Zimny said the family was among six from Hong Kong, including tycoons, affluent professionals and expatriates, who had engaged his company, IvyAdmit, to help with their children's education in the United States.
He refused to name the client except to say the family was "pretty well known".
Jewellery tycoon Gerald Chow King-sing and his wife are suing Zimny for a refund of US$2.2 million they paid in an education services agreement after the consultant failed to get their sons into Harvard as he had allegedly promised.
"Gerald is the only one who has ever sued," said Zimny, who started his business in 1999. "Every other client is happy with the result."
He said the remaining Hong Kong client was "not concerned" about the lawsuit filed by Chow, who is the executive director of listed conglomerate Chow Sang Sang Holdings.
While the Chow sons received services including assistance with living arrangements and tutoring, Zimny said not all families had the same needs. Some only wanted their children to get into good schools, while others might also want the consultant to keep an eye on the children when they were in the United States, he said.
According to court documents, the Chows required the consultancy staff to be available to the children round the clock.
"In nine out of 10 cases, the wealthier the parents, the less attention is paid to the children," Zimny said.

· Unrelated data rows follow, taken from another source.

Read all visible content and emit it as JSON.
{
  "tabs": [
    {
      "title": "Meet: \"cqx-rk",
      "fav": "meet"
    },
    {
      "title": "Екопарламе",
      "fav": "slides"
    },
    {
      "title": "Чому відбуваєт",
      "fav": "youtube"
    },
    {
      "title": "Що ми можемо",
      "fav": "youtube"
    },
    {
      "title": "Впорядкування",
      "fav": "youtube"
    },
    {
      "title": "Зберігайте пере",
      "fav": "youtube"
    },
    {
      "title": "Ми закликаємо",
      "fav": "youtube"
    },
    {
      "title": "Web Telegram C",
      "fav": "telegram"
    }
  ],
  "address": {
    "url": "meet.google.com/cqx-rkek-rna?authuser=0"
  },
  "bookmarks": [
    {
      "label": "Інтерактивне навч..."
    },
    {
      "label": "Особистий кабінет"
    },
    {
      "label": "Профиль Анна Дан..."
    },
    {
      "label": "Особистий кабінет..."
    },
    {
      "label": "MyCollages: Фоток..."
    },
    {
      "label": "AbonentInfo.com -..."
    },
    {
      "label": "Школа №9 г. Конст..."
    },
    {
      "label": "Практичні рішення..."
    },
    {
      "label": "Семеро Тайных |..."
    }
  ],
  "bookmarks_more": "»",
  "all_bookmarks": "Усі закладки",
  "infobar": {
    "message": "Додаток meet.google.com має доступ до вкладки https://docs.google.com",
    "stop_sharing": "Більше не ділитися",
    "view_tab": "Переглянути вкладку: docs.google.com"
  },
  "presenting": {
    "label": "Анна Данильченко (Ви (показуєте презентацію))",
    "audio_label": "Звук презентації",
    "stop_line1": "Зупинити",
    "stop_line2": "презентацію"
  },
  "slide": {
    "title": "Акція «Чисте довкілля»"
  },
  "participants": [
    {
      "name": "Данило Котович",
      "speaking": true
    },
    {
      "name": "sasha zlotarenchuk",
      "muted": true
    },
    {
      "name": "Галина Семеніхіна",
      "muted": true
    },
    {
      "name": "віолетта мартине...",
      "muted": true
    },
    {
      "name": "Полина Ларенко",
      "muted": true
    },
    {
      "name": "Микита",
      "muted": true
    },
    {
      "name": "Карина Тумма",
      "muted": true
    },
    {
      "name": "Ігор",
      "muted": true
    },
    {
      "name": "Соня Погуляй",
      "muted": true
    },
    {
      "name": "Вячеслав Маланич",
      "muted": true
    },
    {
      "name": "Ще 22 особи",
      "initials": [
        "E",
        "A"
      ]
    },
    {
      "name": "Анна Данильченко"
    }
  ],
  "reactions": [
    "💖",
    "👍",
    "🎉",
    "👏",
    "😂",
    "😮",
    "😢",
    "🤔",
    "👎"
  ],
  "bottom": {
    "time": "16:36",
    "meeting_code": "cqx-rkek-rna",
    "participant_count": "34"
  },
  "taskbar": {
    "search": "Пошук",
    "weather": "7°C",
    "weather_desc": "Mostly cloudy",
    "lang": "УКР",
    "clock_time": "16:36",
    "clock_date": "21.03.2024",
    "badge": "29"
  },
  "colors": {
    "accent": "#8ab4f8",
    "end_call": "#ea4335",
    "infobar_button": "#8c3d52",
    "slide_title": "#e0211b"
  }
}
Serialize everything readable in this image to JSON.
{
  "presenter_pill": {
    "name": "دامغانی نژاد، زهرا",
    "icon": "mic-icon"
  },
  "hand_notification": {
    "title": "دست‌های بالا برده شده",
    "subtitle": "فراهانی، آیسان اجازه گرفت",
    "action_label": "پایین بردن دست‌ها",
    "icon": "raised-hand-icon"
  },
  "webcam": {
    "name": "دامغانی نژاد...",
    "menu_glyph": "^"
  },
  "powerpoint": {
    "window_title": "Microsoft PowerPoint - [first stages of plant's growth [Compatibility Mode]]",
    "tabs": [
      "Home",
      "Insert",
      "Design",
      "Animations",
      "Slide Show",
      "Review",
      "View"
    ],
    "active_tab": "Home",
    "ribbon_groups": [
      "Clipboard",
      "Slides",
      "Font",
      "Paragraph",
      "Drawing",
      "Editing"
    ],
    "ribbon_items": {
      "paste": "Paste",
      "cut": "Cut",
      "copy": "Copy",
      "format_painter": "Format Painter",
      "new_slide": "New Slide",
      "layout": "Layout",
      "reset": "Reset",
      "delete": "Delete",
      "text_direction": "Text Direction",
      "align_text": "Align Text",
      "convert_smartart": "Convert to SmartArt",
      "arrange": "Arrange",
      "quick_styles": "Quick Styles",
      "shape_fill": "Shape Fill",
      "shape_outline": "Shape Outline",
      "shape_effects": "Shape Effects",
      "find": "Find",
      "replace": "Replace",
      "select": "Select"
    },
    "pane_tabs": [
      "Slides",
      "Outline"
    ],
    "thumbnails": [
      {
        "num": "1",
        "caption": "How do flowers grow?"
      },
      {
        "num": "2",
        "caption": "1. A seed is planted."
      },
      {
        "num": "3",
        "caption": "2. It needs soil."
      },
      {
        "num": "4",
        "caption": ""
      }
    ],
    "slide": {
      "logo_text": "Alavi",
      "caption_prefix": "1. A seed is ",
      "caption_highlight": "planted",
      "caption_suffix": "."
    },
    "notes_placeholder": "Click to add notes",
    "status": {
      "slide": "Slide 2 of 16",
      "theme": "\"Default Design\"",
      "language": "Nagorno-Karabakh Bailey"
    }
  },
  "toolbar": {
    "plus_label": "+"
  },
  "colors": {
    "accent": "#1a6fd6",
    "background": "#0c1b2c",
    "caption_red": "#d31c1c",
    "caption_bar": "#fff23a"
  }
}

Most agreements with the families were oral as they did not want any details to be leaked, he said.
Describing himself as a middle-man who introduced parents to schools and "facilitated donations", Zimny said he focused his business on Hong Kong, South Korea and, increasingly, the mainland. He had six to seven tutors at a time. "The demand [in Asia] is huge, but what we do is far more specialised," he said. "We've lost a lot of business [after the lawsuit came to light], but we think the business is still intact."